**Task details:** Exclude all pictures from your copy of the data below, which should otherwise match exactly.

»»

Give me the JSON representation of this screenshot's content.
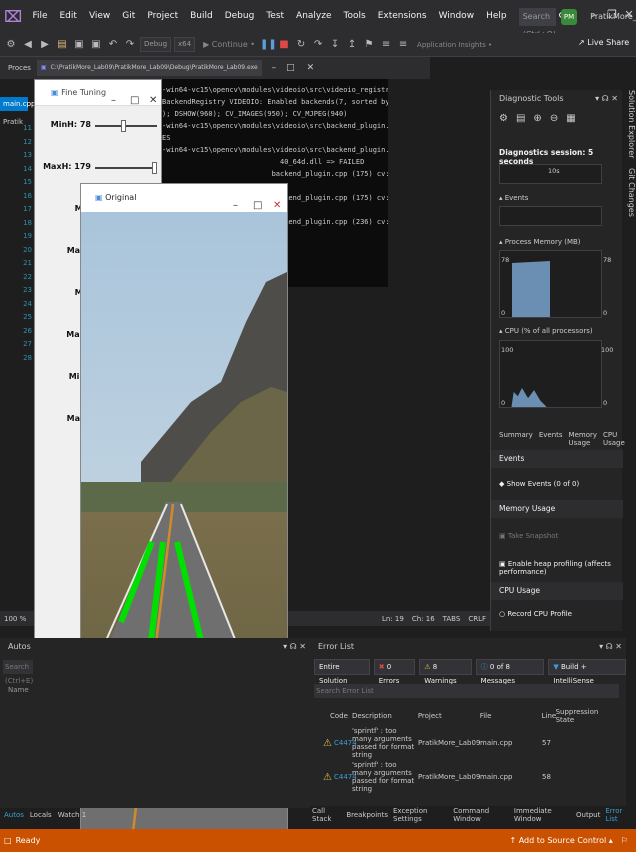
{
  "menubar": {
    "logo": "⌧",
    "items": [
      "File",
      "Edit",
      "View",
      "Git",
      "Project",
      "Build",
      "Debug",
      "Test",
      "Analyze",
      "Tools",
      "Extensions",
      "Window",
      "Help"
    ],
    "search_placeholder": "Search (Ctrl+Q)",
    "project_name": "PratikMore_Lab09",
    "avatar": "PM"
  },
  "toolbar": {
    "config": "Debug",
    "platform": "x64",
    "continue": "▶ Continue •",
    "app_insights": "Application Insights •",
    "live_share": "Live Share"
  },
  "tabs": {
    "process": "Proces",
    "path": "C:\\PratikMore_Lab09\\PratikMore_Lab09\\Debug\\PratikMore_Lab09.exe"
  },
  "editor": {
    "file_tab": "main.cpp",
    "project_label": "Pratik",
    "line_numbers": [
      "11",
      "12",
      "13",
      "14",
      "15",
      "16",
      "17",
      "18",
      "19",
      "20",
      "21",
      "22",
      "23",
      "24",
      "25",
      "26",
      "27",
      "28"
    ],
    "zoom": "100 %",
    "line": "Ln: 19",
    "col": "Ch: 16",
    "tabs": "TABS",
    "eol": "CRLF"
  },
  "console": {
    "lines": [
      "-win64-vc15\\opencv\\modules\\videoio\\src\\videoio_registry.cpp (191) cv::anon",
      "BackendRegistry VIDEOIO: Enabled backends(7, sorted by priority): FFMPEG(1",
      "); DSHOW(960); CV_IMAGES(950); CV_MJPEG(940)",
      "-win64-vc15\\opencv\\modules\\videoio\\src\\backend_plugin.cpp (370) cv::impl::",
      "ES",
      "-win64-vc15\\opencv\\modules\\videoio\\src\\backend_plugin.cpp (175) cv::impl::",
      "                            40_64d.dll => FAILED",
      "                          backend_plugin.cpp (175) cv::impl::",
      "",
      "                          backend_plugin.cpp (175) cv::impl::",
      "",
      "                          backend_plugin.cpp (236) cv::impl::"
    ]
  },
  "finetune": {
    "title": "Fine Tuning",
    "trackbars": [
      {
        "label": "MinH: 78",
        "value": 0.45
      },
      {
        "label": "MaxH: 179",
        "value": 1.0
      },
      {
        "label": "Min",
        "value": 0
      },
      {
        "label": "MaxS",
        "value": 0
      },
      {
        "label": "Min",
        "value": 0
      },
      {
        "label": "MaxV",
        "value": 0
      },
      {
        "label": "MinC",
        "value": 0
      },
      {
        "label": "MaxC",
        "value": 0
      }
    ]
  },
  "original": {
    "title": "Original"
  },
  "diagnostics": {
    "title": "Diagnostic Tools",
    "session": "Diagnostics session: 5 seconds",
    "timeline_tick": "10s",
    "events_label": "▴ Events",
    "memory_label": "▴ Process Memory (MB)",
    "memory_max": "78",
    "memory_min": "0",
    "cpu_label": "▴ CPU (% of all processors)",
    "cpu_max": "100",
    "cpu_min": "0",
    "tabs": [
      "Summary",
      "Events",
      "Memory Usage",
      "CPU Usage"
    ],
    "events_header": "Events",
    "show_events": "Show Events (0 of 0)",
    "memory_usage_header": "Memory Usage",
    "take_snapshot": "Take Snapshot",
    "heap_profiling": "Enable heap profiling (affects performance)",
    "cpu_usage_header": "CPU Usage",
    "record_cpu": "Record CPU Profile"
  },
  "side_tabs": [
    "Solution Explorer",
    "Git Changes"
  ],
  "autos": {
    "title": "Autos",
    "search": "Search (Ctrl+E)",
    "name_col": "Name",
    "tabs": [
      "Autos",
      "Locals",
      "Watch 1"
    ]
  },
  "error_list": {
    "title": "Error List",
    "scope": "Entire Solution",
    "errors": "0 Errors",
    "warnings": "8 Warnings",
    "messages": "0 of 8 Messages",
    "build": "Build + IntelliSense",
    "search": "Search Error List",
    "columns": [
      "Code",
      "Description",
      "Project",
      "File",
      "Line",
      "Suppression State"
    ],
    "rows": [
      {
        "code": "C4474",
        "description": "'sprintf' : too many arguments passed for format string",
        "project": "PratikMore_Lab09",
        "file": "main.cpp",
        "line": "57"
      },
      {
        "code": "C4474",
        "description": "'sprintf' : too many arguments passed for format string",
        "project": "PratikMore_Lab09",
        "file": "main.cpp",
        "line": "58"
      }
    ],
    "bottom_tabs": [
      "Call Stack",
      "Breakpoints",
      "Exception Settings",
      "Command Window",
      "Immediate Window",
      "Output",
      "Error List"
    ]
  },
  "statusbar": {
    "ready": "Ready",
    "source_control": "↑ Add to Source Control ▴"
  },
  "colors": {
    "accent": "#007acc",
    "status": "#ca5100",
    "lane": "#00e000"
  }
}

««

**Answer space:**
Give me the JSON representation of this screenshot's content.
{
  "menubar": {
    "logo": "⌧",
    "items": [
      "File",
      "Edit",
      "View",
      "Git",
      "Project",
      "Build",
      "Debug",
      "Test",
      "Analyze",
      "Tools",
      "Extensions",
      "Window",
      "Help"
    ],
    "search_placeholder": "Search (Ctrl+Q)",
    "project_name": "PratikMore_Lab09",
    "avatar": "PM"
  },
  "toolbar": {
    "config": "Debug",
    "platform": "x64",
    "continue": "▶ Continue •",
    "app_insights": "Application Insights •",
    "live_share": "Live Share"
  },
  "tabs": {
    "process": "Proces",
    "path": "C:\\PratikMore_Lab09\\PratikMore_Lab09\\Debug\\PratikMore_Lab09.exe"
  },
  "editor": {
    "file_tab": "main.cpp",
    "project_label": "Pratik",
    "line_numbers": [
      "11",
      "12",
      "13",
      "14",
      "15",
      "16",
      "17",
      "18",
      "19",
      "20",
      "21",
      "22",
      "23",
      "24",
      "25",
      "26",
      "27",
      "28"
    ],
    "zoom": "100 %",
    "line": "Ln: 19",
    "col": "Ch: 16",
    "tabs": "TABS",
    "eol": "CRLF"
  },
  "console": {
    "lines": [
      "-win64-vc15\\opencv\\modules\\videoio\\src\\videoio_registry.cpp (191) cv::anon",
      "BackendRegistry VIDEOIO: Enabled backends(7, sorted by priority): FFMPEG(1",
      "); DSHOW(960); CV_IMAGES(950); CV_MJPEG(940)",
      "-win64-vc15\\opencv\\modules\\videoio\\src\\backend_plugin.cpp (370) cv::impl::",
      "ES",
      "-win64-vc15\\opencv\\modules\\videoio\\src\\backend_plugin.cpp (175) cv::impl::",
      "                            40_64d.dll => FAILED",
      "                          backend_plugin.cpp (175) cv::impl::",
      "",
      "                          backend_plugin.cpp (175) cv::impl::",
      "",
      "                          backend_plugin.cpp (236) cv::impl::"
    ]
  },
  "finetune": {
    "title": "Fine Tuning",
    "trackbars": [
      {
        "label": "MinH: 78",
        "value": 0.45
      },
      {
        "label": "MaxH: 179",
        "value": 1.0
      },
      {
        "label": "Min",
        "value": 0
      },
      {
        "label": "MaxS",
        "value": 0
      },
      {
        "label": "Min",
        "value": 0
      },
      {
        "label": "MaxV",
        "value": 0
      },
      {
        "label": "MinC",
        "value": 0
      },
      {
        "label": "MaxC",
        "value": 0
      }
    ]
  },
  "original": {
    "title": "Original"
  },
  "diagnostics": {
    "title": "Diagnostic Tools",
    "session": "Diagnostics session: 5 seconds",
    "timeline_tick": "10s",
    "events_label": "▴ Events",
    "memory_label": "▴ Process Memory (MB)",
    "memory_max": "78",
    "memory_min": "0",
    "cpu_label": "▴ CPU (% of all processors)",
    "cpu_max": "100",
    "cpu_min": "0",
    "tabs": [
      "Summary",
      "Events",
      "Memory Usage",
      "CPU Usage"
    ],
    "events_header": "Events",
    "show_events": "Show Events (0 of 0)",
    "memory_usage_header": "Memory Usage",
    "take_snapshot": "Take Snapshot",
    "heap_profiling": "Enable heap profiling (affects performance)",
    "cpu_usage_header": "CPU Usage",
    "record_cpu": "Record CPU Profile"
  },
  "side_tabs": [
    "Solution Explorer",
    "Git Changes"
  ],
  "autos": {
    "title": "Autos",
    "search": "Search (Ctrl+E)",
    "name_col": "Name",
    "tabs": [
      "Autos",
      "Locals",
      "Watch 1"
    ]
  },
  "error_list": {
    "title": "Error List",
    "scope": "Entire Solution",
    "errors": "0 Errors",
    "warnings": "8 Warnings",
    "messages": "0 of 8 Messages",
    "build": "Build + IntelliSense",
    "search": "Search Error List",
    "columns": [
      "Code",
      "Description",
      "Project",
      "File",
      "Line",
      "Suppression State"
    ],
    "rows": [
      {
        "code": "C4474",
        "description": "'sprintf' : too many arguments passed for format string",
        "project": "PratikMore_Lab09",
        "file": "main.cpp",
        "line": "57"
      },
      {
        "code": "C4474",
        "description": "'sprintf' : too many arguments passed for format string",
        "project": "PratikMore_Lab09",
        "file": "main.cpp",
        "line": "58"
      }
    ],
    "bottom_tabs": [
      "Call Stack",
      "Breakpoints",
      "Exception Settings",
      "Command Window",
      "Immediate Window",
      "Output",
      "Error List"
    ]
  },
  "statusbar": {
    "ready": "Ready",
    "source_control": "↑ Add to Source Control ▴"
  },
  "colors": {
    "accent": "#007acc",
    "status": "#ca5100",
    "lane": "#00e000"
  }
}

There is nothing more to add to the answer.